Scammers are impersonating governmental departments within the State of Texas to send out fake Requests For Quotations (RFQs). On September 21, Abnormal Security revealed that it had spotted an attack email that impersonated the Texas Department of State Health Services. Scammers used spoofing techniques to camouflage the sender address as an account that was affiliated with the official domain.

Popular TikTok profiles promote scammy apps generating $500,000

At least three TikTok profiles with more than 350,000 followers combined have been promoting multiple fraudulent mobile apps that generated $500,000 in profit, according to conservative estimation. The marketing push over TikTok likely played an important part in the scammy Android and iOS apps getting installed more than 2.4 million times. Researchers at Avast learned about the apps from a child using the company’s Be Safe Online to report a TikTok profile recommending one of the suspicious apps.

FinCEN Leak Exposes $2tn of Money Laundering Activity

Global financial institutions have largely failed over recent years to prevent mass money laundering linked to Russian oligarchs, mobsters and Conservative Party donors, according to a new trove of leaked documents. Over 2000 suspicious activity reports (SARs) filed with the US government’s Financial Crimes Enforcement Network (FinCEN) between 2000 and 2017 were leaked to various publications, in an apparent whistleblowing effort designed to highlight the scale of criminal activity in this area.

FBI reveal Chinese data mining scheme

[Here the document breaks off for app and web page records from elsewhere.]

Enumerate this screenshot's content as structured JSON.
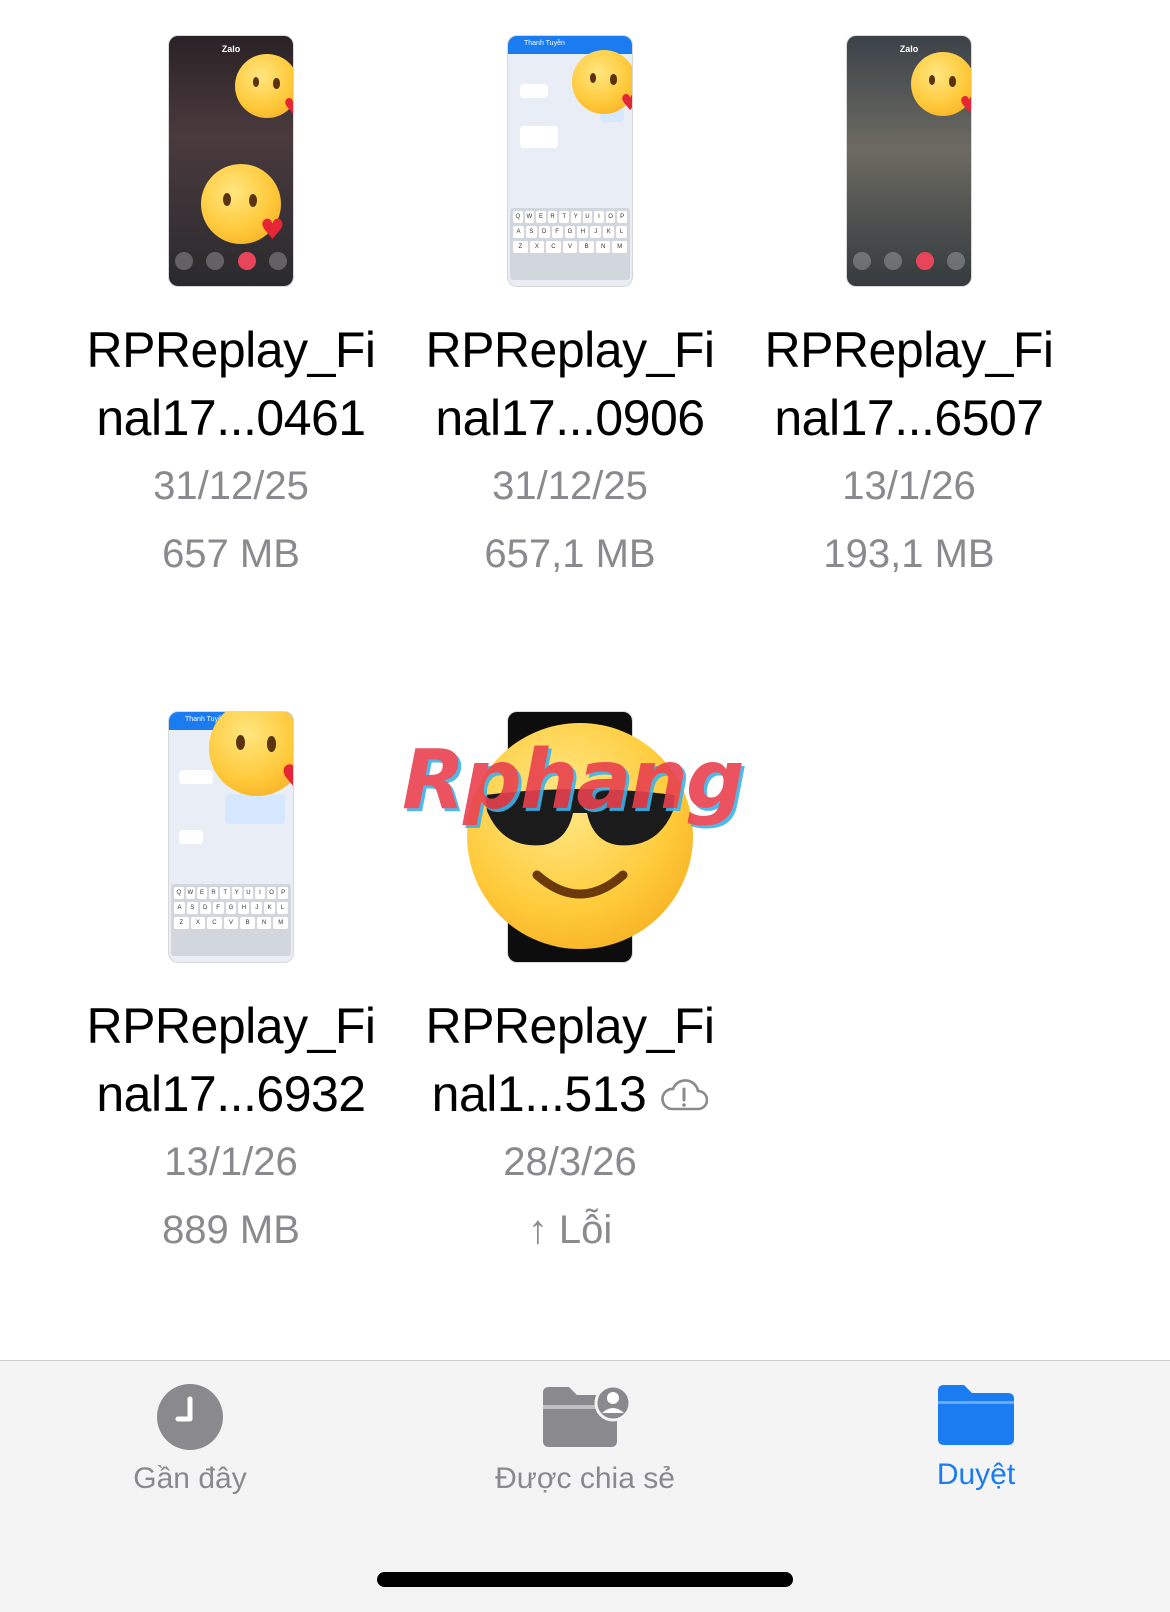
{
  "files": [
    {
      "name_line1": "RPReplay_Fi",
      "name_line2": "nal17...0461",
      "date": "31/12/25",
      "size": "657 MB",
      "thumb_text": "Zalo"
    },
    {
      "name_line1": "RPReplay_Fi",
      "name_line2": "nal17...0906",
      "date": "31/12/25",
      "size": "657,1 MB",
      "thumb_text": "Thanh Tuyền"
    },
    {
      "name_line1": "RPReplay_Fi",
      "name_line2": "nal17...6507",
      "date": "13/1/26",
      "size": "193,1 MB",
      "thumb_text": "Zalo"
    },
    {
      "name_line1": "RPReplay_Fi",
      "name_line2": "nal17...6932",
      "date": "13/1/26",
      "size": "889 MB",
      "thumb_text": "Thanh Tuyền"
    },
    {
      "name_line1": "RPReplay_Fi",
      "name_line2": "nal1...513",
      "date": "28/3/26",
      "status": "↑ Lỗi",
      "cloud_icon": "cloud-alert-icon"
    }
  ],
  "watermark": "Rphang",
  "tabbar": {
    "recents": {
      "label": "Gần đây",
      "icon": "clock-icon"
    },
    "shared": {
      "label": "Được chia sẻ",
      "icon": "shared-folder-icon"
    },
    "browse": {
      "label": "Duyệt",
      "icon": "folder-icon",
      "active": true
    }
  },
  "colors": {
    "accent": "#1a7cf0",
    "secondary_text": "#8a8a8e",
    "tabbar_bg": "#f4f4f5"
  }
}
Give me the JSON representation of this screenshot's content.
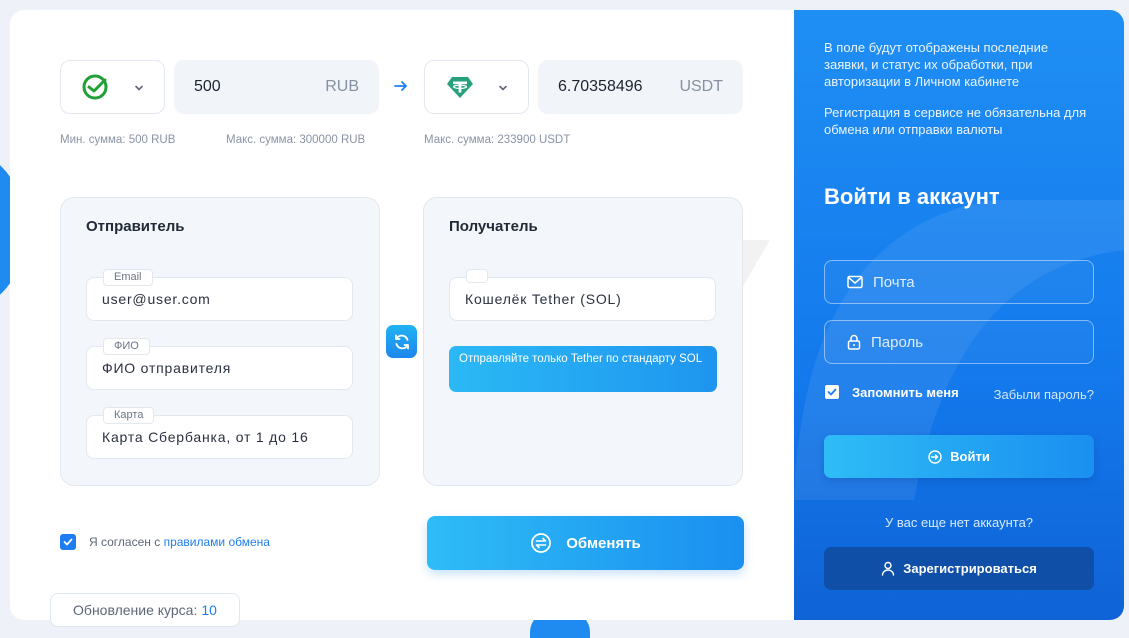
{
  "exchange": {
    "from": {
      "icon": "sber-icon",
      "amount": "500",
      "currency": "RUB",
      "min_limit": "Мин. сумма: 500 RUB",
      "max_limit": "Макс. сумма: 300000 RUB"
    },
    "to": {
      "icon": "tether-icon",
      "amount": "6.70358496",
      "currency": "USDT",
      "max_limit": "Макс. сумма: 233900 USDT"
    }
  },
  "sender": {
    "title": "Отправитель",
    "fields": [
      {
        "label": "Email",
        "value": "user@user.com"
      },
      {
        "label": "ФИО",
        "value": "ФИО отправителя"
      },
      {
        "label": "Карта",
        "value": "Карта Сбербанка, от 1 до 16"
      }
    ]
  },
  "receiver": {
    "title": "Получатель",
    "fields": [
      {
        "label": "",
        "value": "Кошелёк Tether (SOL)"
      }
    ],
    "notice": "Отправляйте только Tether по стандарту SOL"
  },
  "agreement": {
    "checked": true,
    "text": "Я согласен с ",
    "link": "правилами обмена"
  },
  "exchange_button": "Обменять",
  "rate_update": {
    "label": "Обновление курса:",
    "value": "10"
  },
  "side": {
    "info1": "В поле будут отображены последние заявки, и статус их обработки, при авторизации в Личном кабинете",
    "info2": "Регистрация в сервисе не обязательна для обмена или отправки валюты",
    "title": "Войти в аккаунт",
    "email_placeholder": "Почта",
    "password_placeholder": "Пароль",
    "remember": "Запомнить меня",
    "forgot": "Забыли пароль?",
    "login_button": "Войти",
    "no_account": "У вас еще нет аккаунта?",
    "register_button": "Зарегистрироваться"
  },
  "colors": {
    "accent": "#1e7ef0",
    "sber_green": "#21a038",
    "tether_green": "#26a17b",
    "side_bg": "#1379ec"
  }
}
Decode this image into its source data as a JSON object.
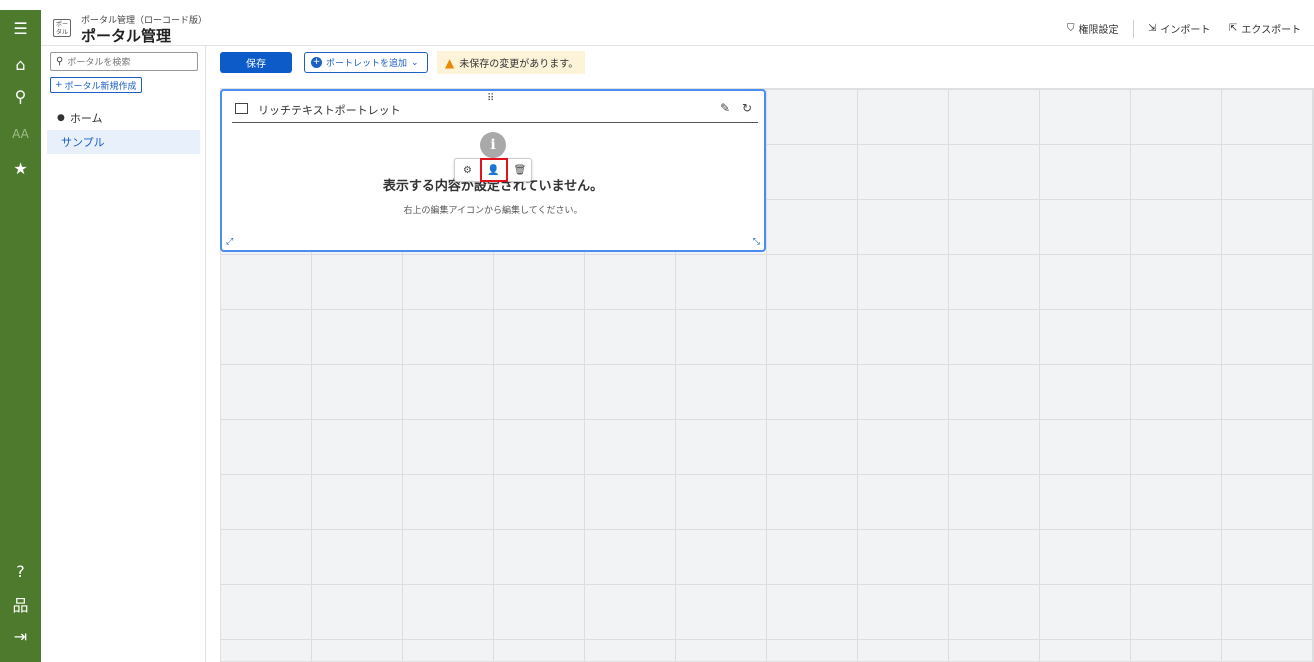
{
  "header": {
    "app_subtitle": "ポータル管理（ローコード版）",
    "app_title": "ポータル管理",
    "app_icon_text": "ポー\nタル",
    "permission_label": "権限設定",
    "import_label": "インポート",
    "export_label": "エクスポート"
  },
  "rail": {
    "icons": [
      "menu-icon",
      "home-icon",
      "search-icon",
      "font-size-icon",
      "star-icon",
      "help-icon",
      "sitemap-icon",
      "logout-icon"
    ]
  },
  "sidebar": {
    "search_placeholder": "ポータルを検索",
    "new_portal_label": "ポータル新規作成",
    "items": [
      {
        "label": "ホーム"
      },
      {
        "label": "サンプル"
      }
    ]
  },
  "toolbar": {
    "save_label": "保存",
    "add_portlet_label": "ポートレットを追加",
    "unsaved_warning": "未保存の変更があります。"
  },
  "portlet": {
    "title": "リッチテキストポートレット",
    "empty_message": "表示する内容が設定されていません。",
    "hint": "右上の編集アイコンから編集してください。"
  },
  "colors": {
    "rail_bg": "#4e7a2e",
    "primary": "#0d5ac9",
    "selection_border": "#4c8df0",
    "highlight": "#e0141e",
    "warning_bg": "#fcf3d9"
  }
}
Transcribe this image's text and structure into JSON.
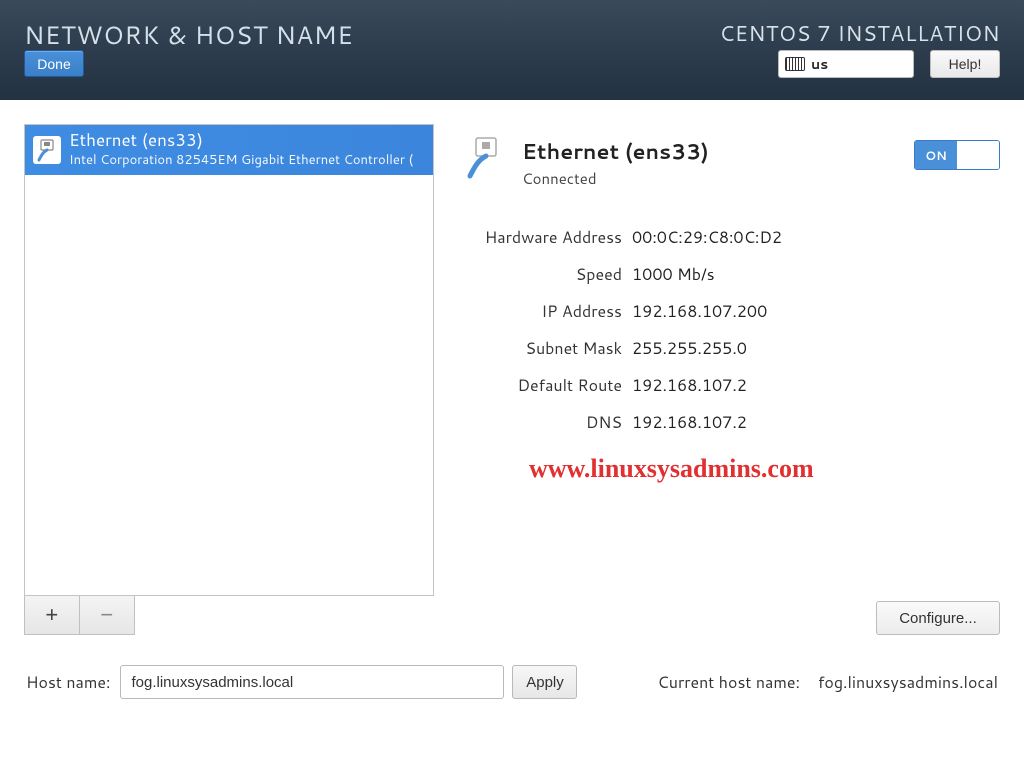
{
  "header": {
    "title": "NETWORK & HOST NAME",
    "install_title": "CENTOS 7 INSTALLATION",
    "done_label": "Done",
    "help_label": "Help!",
    "keyboard_layout": "us"
  },
  "devices": [
    {
      "title": "Ethernet (ens33)",
      "subtitle": "Intel Corporation 82545EM Gigabit Ethernet Controller (",
      "selected": true
    }
  ],
  "connection": {
    "title": "Ethernet (ens33)",
    "status": "Connected",
    "toggle_on_label": "ON",
    "details": [
      {
        "label": "Hardware Address",
        "value": "00:0C:29:C8:0C:D2"
      },
      {
        "label": "Speed",
        "value": "1000 Mb/s"
      },
      {
        "label": "IP Address",
        "value": "192.168.107.200"
      },
      {
        "label": "Subnet Mask",
        "value": "255.255.255.0"
      },
      {
        "label": "Default Route",
        "value": "192.168.107.2"
      },
      {
        "label": "DNS",
        "value": "192.168.107.2"
      }
    ],
    "configure_label": "Configure..."
  },
  "watermark": "www.linuxsysadmins.com",
  "hostname": {
    "label": "Host name:",
    "value": "fog.linuxsysadmins.local",
    "apply_label": "Apply",
    "current_label": "Current host name:",
    "current_value": "fog.linuxsysadmins.local"
  },
  "buttons": {
    "add": "+",
    "remove": "−"
  }
}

In a congressional hearing last week, FBI Director Christopher Wray stated that China has been involved in massive data mining scheme that has likely stolen the personal information of nearly half the countries population. Wray also gave new details on the scale of Chinese hacking efforts, outlining an attack back in 2017 when credit bureau Equifax was hacked revealing the financial information of 150 million people.

Round Up of Major Malware and Ransomware Incidents

Russian hackers use fake NATO training docs to breach govt networks

A Russian hacker group known by names, APT28, Fancy Bear, Sofacy, Sednit, and STRONTIUM, is behind a targeted attack campaign aimed at government bodies. The group delivered a hard-to-detect strand of Zebrocy Delphi malware under the pretense of providing NATO training materials. Researchers further inspected the files containing the payload and discovered these impersonated JPG files showing NATO images when opened on a computer.

Round Up of Major Vulnerabilities and Patches

Russia wants to ban the use of secure protocols such as TLS 1.3, DoH, DoT, ESNI

ZDNet Recommends The best VPN services for your home office or any remote connection VPNs aren’t essential only for securing your unencrypted Wi-Fi connections in coffee shops and airports. Every remote worker should consider a VPN to stay safe online. Here are your top choices and how to get set up. Read More The Russian government is working on updating its technology laws so it can ban the use of modern internet protocols that can hinder its surveillance and censorship capabilities.

Firefox 81 Release Kills High-Severity Code-Execution Bugs

Mozilla has fixed three high-severity flaws with the release of Firefox 81 and Firefox ESR 78.3. Mozilla patched high-severity vulnerabilities with the release of Firefox 81 and Firefox ESR 78.3, including several that could be exploited to run arbitrary code. Two severe bugs (CVE-2020-15674 and CVE-2020-15673) are errors in the browser’s memory-safety protections, which prevent memory access issues like buffer overflows. CVE-2020-15674 was reported in Firefox 80, while CVE-2020-15673 was reported in Firefox 80 and Firefox ESR 78.2.

Amazon Delivery Drivers Hacking Scheduling System

Amazon drivers are hanging cell phones in trees near Amazon delivery stations, fooling the system into thinking that they are closer than they actually are. The phones in trees seem to serve as master devices that dispatch routes to multiple nearby drivers in on the plot, according to drivers who have observed the process. They believe an unidentified person or entity is acting as an intermediary between Amazon and the drivers and charging drivers to secure more routes, which is against Amazon’s policies.